◆ **TASK TO COMPLETE**
Make a verbatim copy of all the records. Skip every image.
■ ■ ■ ■ ■
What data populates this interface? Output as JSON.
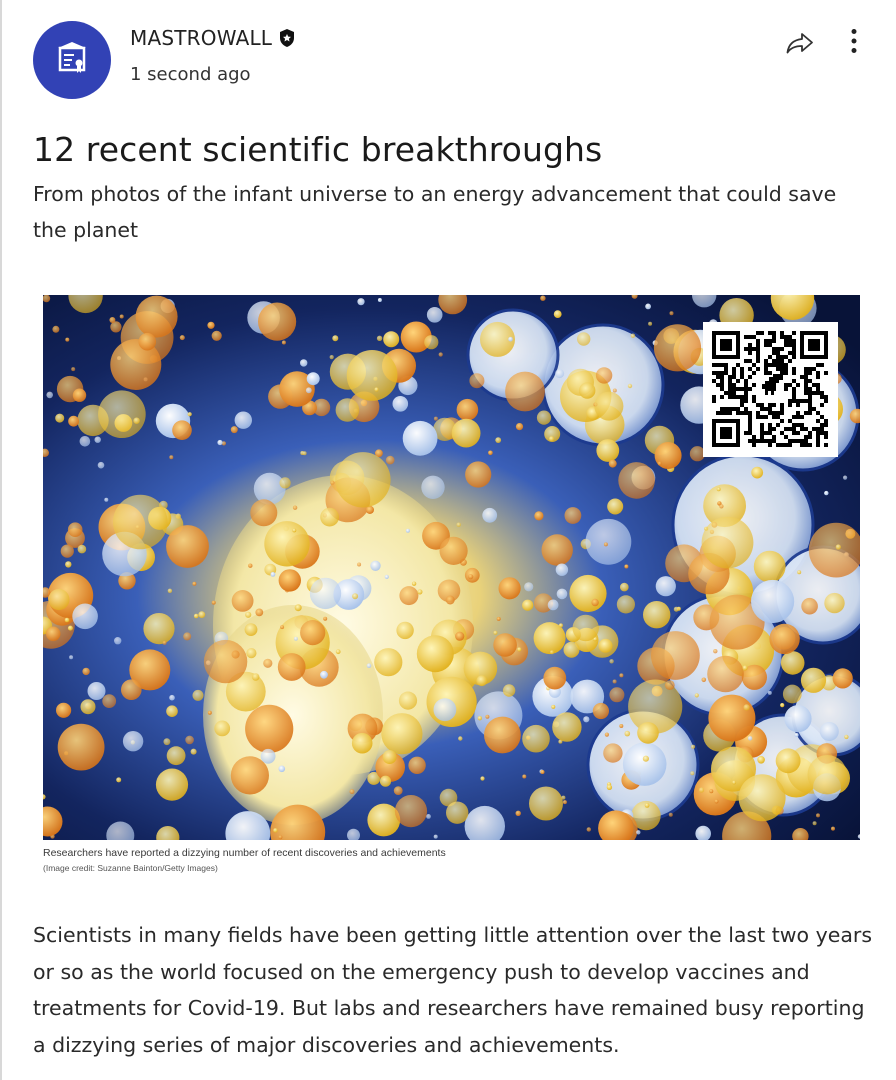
{
  "post": {
    "author": "MASTROWALL",
    "timestamp": "1 second ago",
    "verified_icon": "verified-badge-icon",
    "avatar_icon": "certificate-icon",
    "share_icon": "share-arrow-icon",
    "more_icon": "more-vertical-icon"
  },
  "article": {
    "title": "12 recent scientific breakthroughs",
    "subtitle": "From photos of the infant universe to an energy advancement that could save the planet",
    "image_caption": "Researchers have reported a dizzying number of recent discoveries and achievements",
    "image_credit": "(Image credit: Suzanne Bainton/Getty Images)",
    "body": "Scientists in many fields have been getting little attention over the last two years or so as the world focused on the emergency push to develop vaccines and treatments for Covid-19. But labs and researchers have remained busy reporting a dizzying series of major discoveries and achievements."
  },
  "colors": {
    "avatar_bg": "#3242b5",
    "text": "#1f1f1f",
    "image_deep_blue": "#0c1a4a",
    "bubble_orange": "#e8961e",
    "bubble_cream": "#fbf3c8"
  }
}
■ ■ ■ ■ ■
◆ **RESPONSE TO THE TASK**
What data populates this interface? Output as JSON.
{
  "post": {
    "author": "MASTROWALL",
    "timestamp": "1 second ago",
    "verified_icon": "verified-badge-icon",
    "avatar_icon": "certificate-icon",
    "share_icon": "share-arrow-icon",
    "more_icon": "more-vertical-icon"
  },
  "article": {
    "title": "12 recent scientific breakthroughs",
    "subtitle": "From photos of the infant universe to an energy advancement that could save the planet",
    "image_caption": "Researchers have reported a dizzying number of recent discoveries and achievements",
    "image_credit": "(Image credit: Suzanne Bainton/Getty Images)",
    "body": "Scientists in many fields have been getting little attention over the last two years or so as the world focused on the emergency push to develop vaccines and treatments for Covid-19. But labs and researchers have remained busy reporting a dizzying series of major discoveries and achievements."
  },
  "colors": {
    "avatar_bg": "#3242b5",
    "text": "#1f1f1f",
    "image_deep_blue": "#0c1a4a",
    "bubble_orange": "#e8961e",
    "bubble_cream": "#fbf3c8"
  }
}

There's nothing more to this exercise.